As I walk through the garden in winter, I hear a breeze coming before I feel it brush my face. The pin oak, still in its infancy at a mere 20 years old, holds its leaves through the winter. It is brown and nondescript until the wind blows, and then a wonderful sound occurs. Looking up, I see the leaves shimmering like a hula skirt, giving me a sense I should shimmy a bit myself. As I listen, all around me the garden has become a symphony of sounds.
Sound in the garden is often overlooked as a garden design element. I’m not talking about boombox sound, although there is a time and place for music in the garden. I’m talking about the sound of nature. The leaves, birds, bees, bugs, bats, and even man-made ornaments bring life to a silent spot. Frogs croaking, insect wings vibrating, cicadas buzzing—these sounds can conjure up memories and instill curiosity. Billowing grasses bend in the wind, causing a quaking between their blades. Seeds rattle in the rustle of wind, giving you the pleasure of hearing their call, a dinner bell for seed-eating songbirds.

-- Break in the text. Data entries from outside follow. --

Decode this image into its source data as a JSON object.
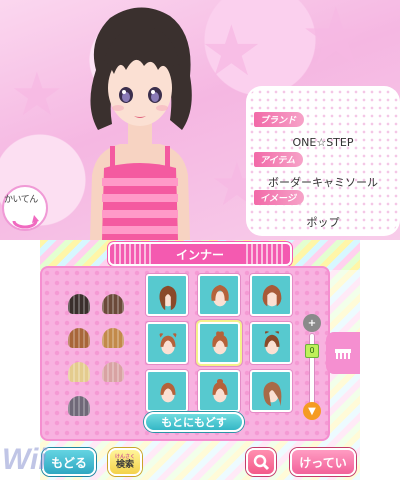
{
  "top": {
    "rotate_label": "かいてん",
    "info": {
      "brand_header": "ブランド",
      "brand_value": "ONE☆STEP",
      "item_header": "アイテム",
      "item_value": "ボーダーキャミソール",
      "image_header": "イメージ",
      "image_value": "ポップ"
    }
  },
  "bottom": {
    "category_title": "インナー",
    "reset_label": "もとにもどす",
    "back_label": "もどる",
    "search_ruby": "けんさく",
    "search_label": "検索",
    "decide_label": "けってい",
    "zoom_level": "0",
    "hair_colors": [
      {
        "name": "black",
        "color": "#3a2f2c",
        "selected": true
      },
      {
        "name": "dark-brown",
        "color": "#6b4a3a",
        "selected": false
      },
      {
        "name": "brown",
        "color": "#a8663a",
        "selected": false
      },
      {
        "name": "light-brown",
        "color": "#c28a4a",
        "selected": false
      },
      {
        "name": "blonde",
        "color": "#e4cc8e",
        "selected": false
      },
      {
        "name": "pink-beige",
        "color": "#d8a3a3",
        "selected": false
      },
      {
        "name": "ash-gray",
        "color": "#6f6878",
        "selected": false
      }
    ],
    "hair_styles": [
      "style-1",
      "style-2",
      "style-3",
      "style-4",
      "style-5",
      "style-6",
      "style-7",
      "style-8",
      "style-9"
    ]
  },
  "watermark": "Wii"
}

Complete silence in nature is a fearful thing—we think of it as a harbinger of storms and tornados. Perhaps the crickets can be deafening during the summer when the windows are open and you are trying to sleep. But not hearing any sound at all, in reality, is much worse. Happy are the sounds of nature.
Water provides one of my favorite garden sounds. Whether it’s a recirculating fountain muting the ambient noise of nearby traffic or a pond fully stocked with fish creating sounds with their splashes, calling you over to investigate—the sound of moving water is at the same time peaceful and full of life.
Water will also invite wildlife and its noises to your garden. A water feature will attract amphibians, which need water for part of their life cycle and protection. You will delight in the sounds of frogs and toads silencing their croaking and taking a dive as you approach on your evening walk around the garden. They not only provide you with sound pleasure, they diminish the sound of the approaching mosquito that is about to become some frog’s nighttime nosh.
A garden abuzz with bugs and insects adds yet another layer in the garden symphony. Try attracting pollinators for reasons beyond pollination, for the pure pleasure of the sounds they bring, such as the sound of busy bees working the flowers in the beds out back.
Wildlife brings so much more than sound to the garden. Animal and insect interaction in the garden is part of what keeps your garden in nature’s balance. Many birds in the garden will feed on insects and reward you with song. Attracting birds is easy to do and part of the fun of building a garden. Include plants for food and protection, as well as to provide nesting material. The more sustainable the garden, the more likely birds that don’t migrate will call your garden home year-round. A simple water source, such as a birdbath, will provide the birds a necessity and bring you joy as you watch and hear the the birds coming close for a sip or a dip.
One of my favorite sounds in the garden is one I hear when I travel down the gravel path on the south side of my house. I hear the birds take flight from my approaching footsteps crunching on the gravel path. The sound of the birds taking flight never ceases to heighten my senses. As the birds depart, a smile always forms on my lips.
Though not a part of nature, chimes can be charming as the wind sways their wands. The size of the chime and the material they are made of affects the sound. Large metal chimes cause deep melodic sounds, while tiny treasures will sound like a chuckwagon dinner bell used in music lessons to count beats. Bamboo provides a muted sound, while shells cause a clatter. It’s a personal preference—in all cases, the chimes will alert the gardener, even inside the house, to changes in the wind outside.
We people add sound as we journey through the garden too, whether crunching on gravel or brushing against languid plantings that soften the edges along the paths. When we walk the garden, we contribute to the life of the garden.
For better or worse, if I’m reading on a Saturday afternoon in a comfortable location, listening to the kids play outside, I will slip into the nap position. I don’t have the luxury to plan a nap, but when the melodic sounds of kids playing in the garden last for too long, I’m soothed to sleep.
Sound in the garden is one of my greatest joys. Whether it’s from the birds chirping, bees buzzing, children keeping score, or just the sounds the wind brings, sound comforts me. And when many sounds blend together, chaos becomes calm, resting the soul.